(Beginning of Given records)

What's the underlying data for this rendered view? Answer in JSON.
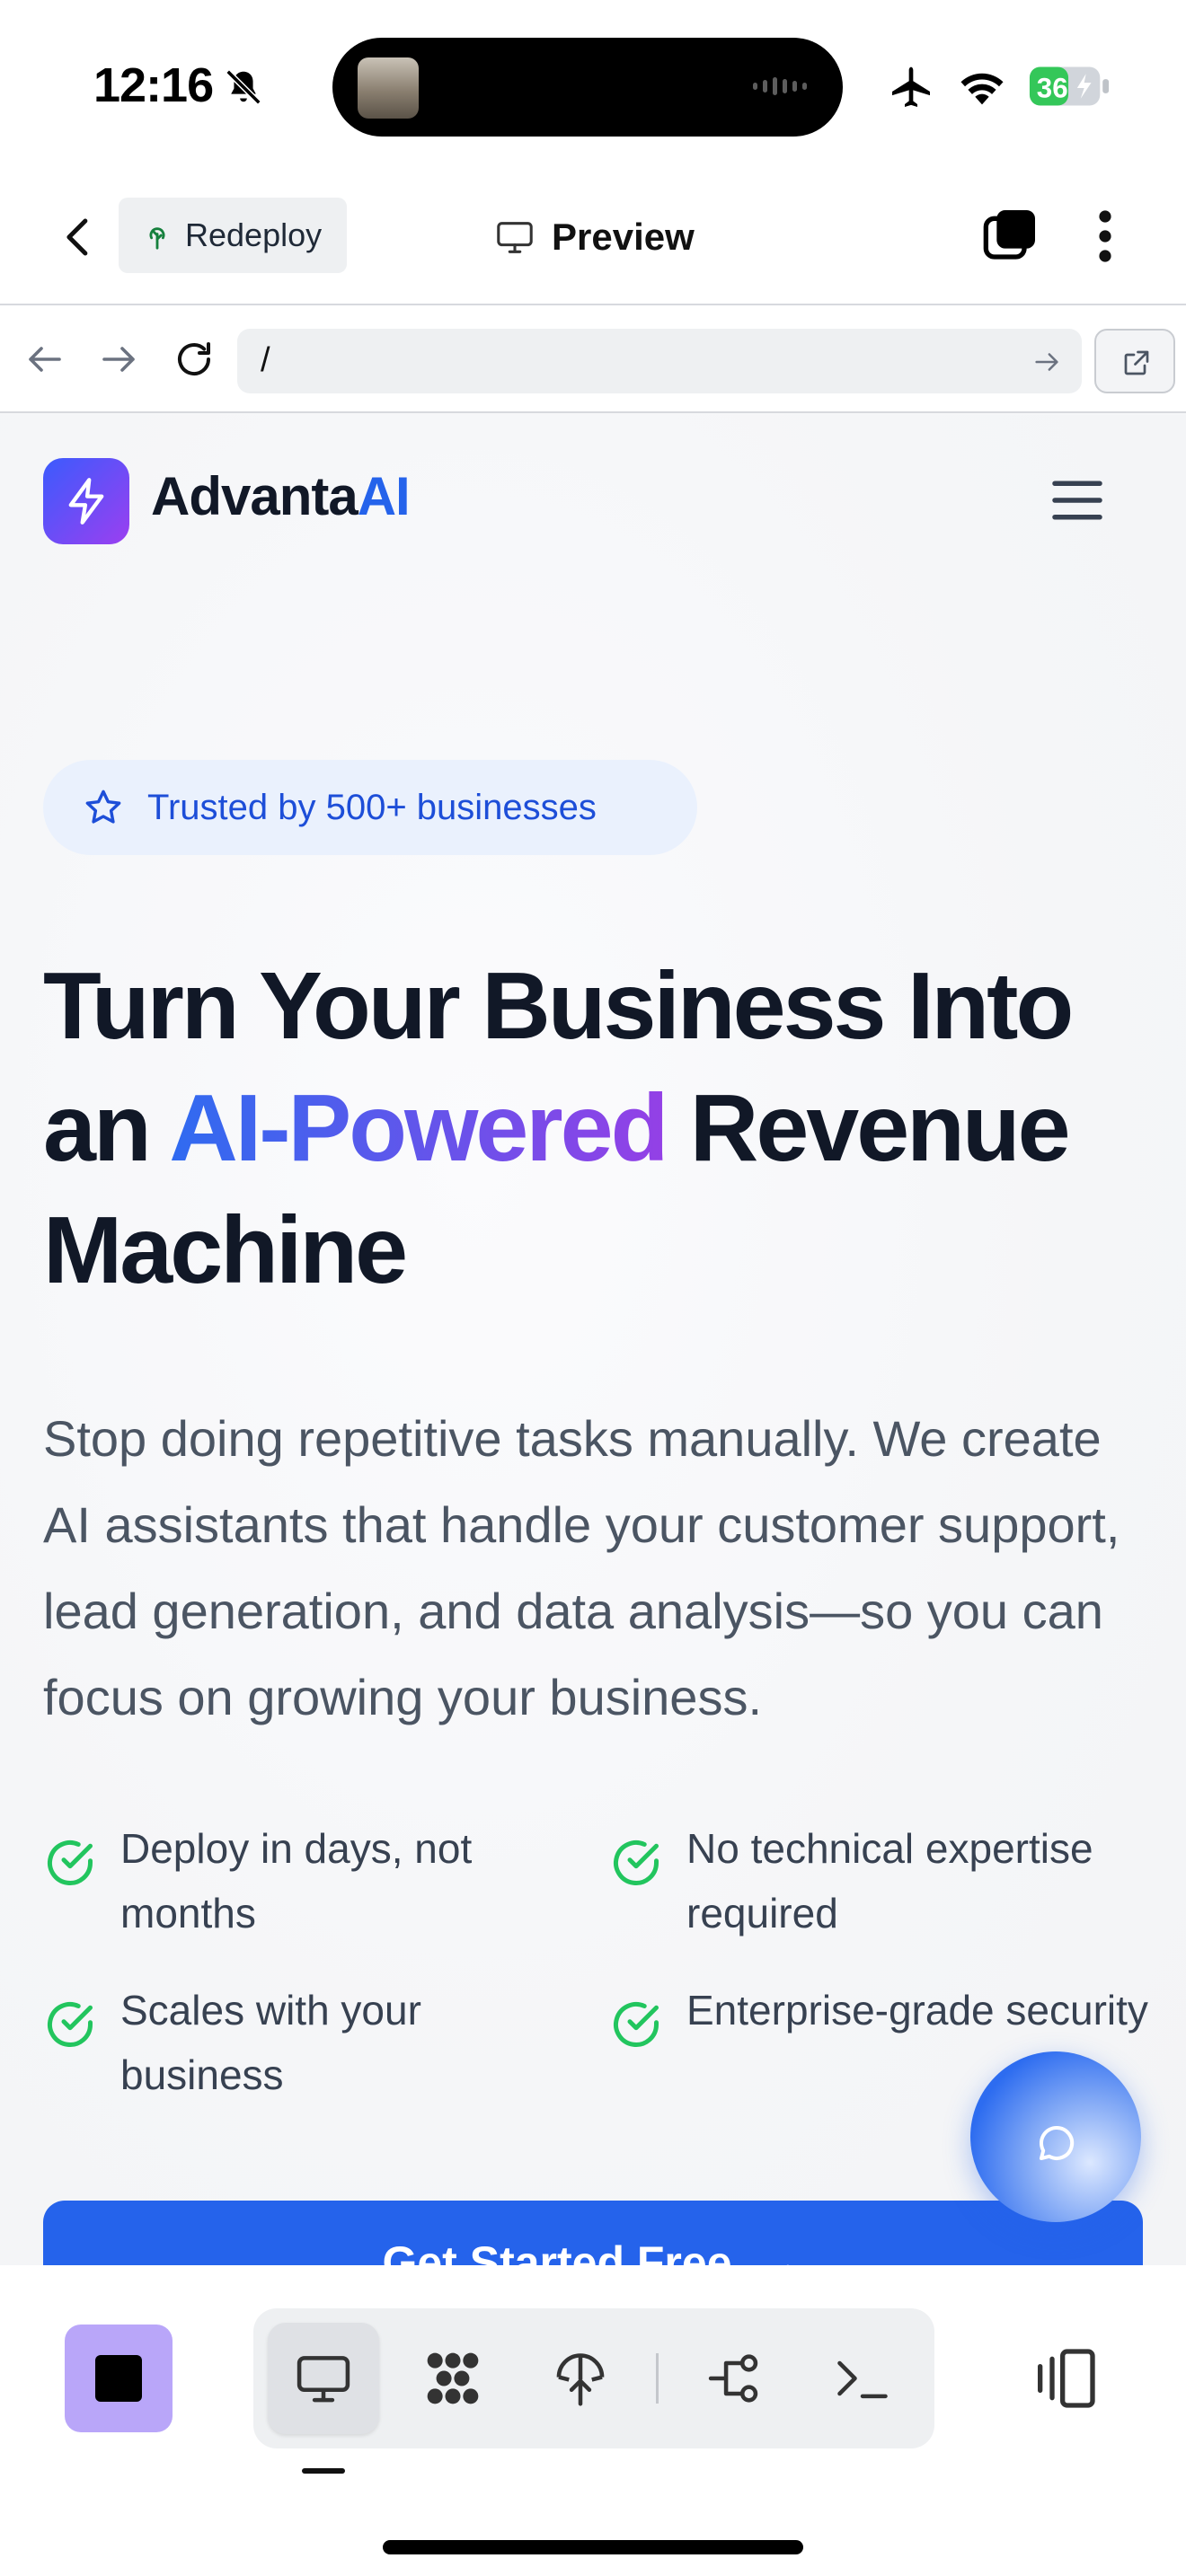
{
  "status_bar": {
    "time": "12:16",
    "battery": "36"
  },
  "app_bar": {
    "redeploy_label": "Redeploy",
    "title": "Preview"
  },
  "browser": {
    "url": "/"
  },
  "site": {
    "brand_part1": "Advanta",
    "brand_part2": "AI",
    "trust_badge": "Trusted by 500+ businesses",
    "headline": {
      "line1": "Turn Your Business Into",
      "line2_pre": "an ",
      "line2_highlight": "AI-Powered",
      "line2_post": " Revenue",
      "line3": "Machine"
    },
    "subheadline": "Stop doing repetitive tasks manually. We create AI assistants that handle your customer support, lead generation, and data analysis—so you can focus on growing your business.",
    "features": [
      "Deploy in days, not months",
      "No technical expertise required",
      "Scales with your business",
      "Enterprise-grade security"
    ],
    "cta_label": "Get Started Free",
    "cta_arrow": "→"
  },
  "colors": {
    "brand_blue": "#2563eb",
    "brand_purple": "#9440e6",
    "check_green": "#22c55e",
    "stop_button": "#b9a6f9"
  },
  "icons": {
    "toolbar": [
      "desktop-icon",
      "apps-grid-icon",
      "deploy-icon",
      "branch-icon",
      "terminal-icon"
    ]
  }
}
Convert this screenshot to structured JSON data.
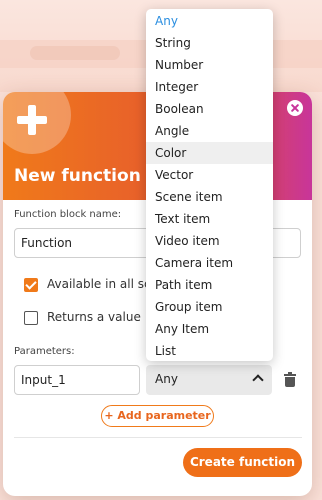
{
  "dialog": {
    "title": "New function",
    "function_name_label": "Function block name:",
    "function_name_value": "Function",
    "available_label": "Available in all scrip",
    "available_checked": true,
    "returns_label": "Returns a value",
    "returns_checked": false,
    "parameters_label": "Parameters:",
    "parameters": [
      {
        "name": "Input_1",
        "type": "Any"
      }
    ],
    "add_parameter_label": "Add parameter",
    "create_label": "Create function",
    "accent_color": "#f07a1a"
  },
  "dropdown": {
    "selected": "Any",
    "hovered": "Color",
    "options": [
      "Any",
      "String",
      "Number",
      "Integer",
      "Boolean",
      "Angle",
      "Color",
      "Vector",
      "Scene item",
      "Text item",
      "Video item",
      "Camera item",
      "Path item",
      "Group item",
      "Any Item",
      "List"
    ]
  }
}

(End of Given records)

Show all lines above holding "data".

What's the underlying data for this rendered view? Answer in JSON.
    "subheadline": "Stop doing repetitive tasks manually. We create AI assistants that handle your customer support, lead generation, and data analysis—so you can focus on growing your business.",
Convert this screenshot to structured JSON data.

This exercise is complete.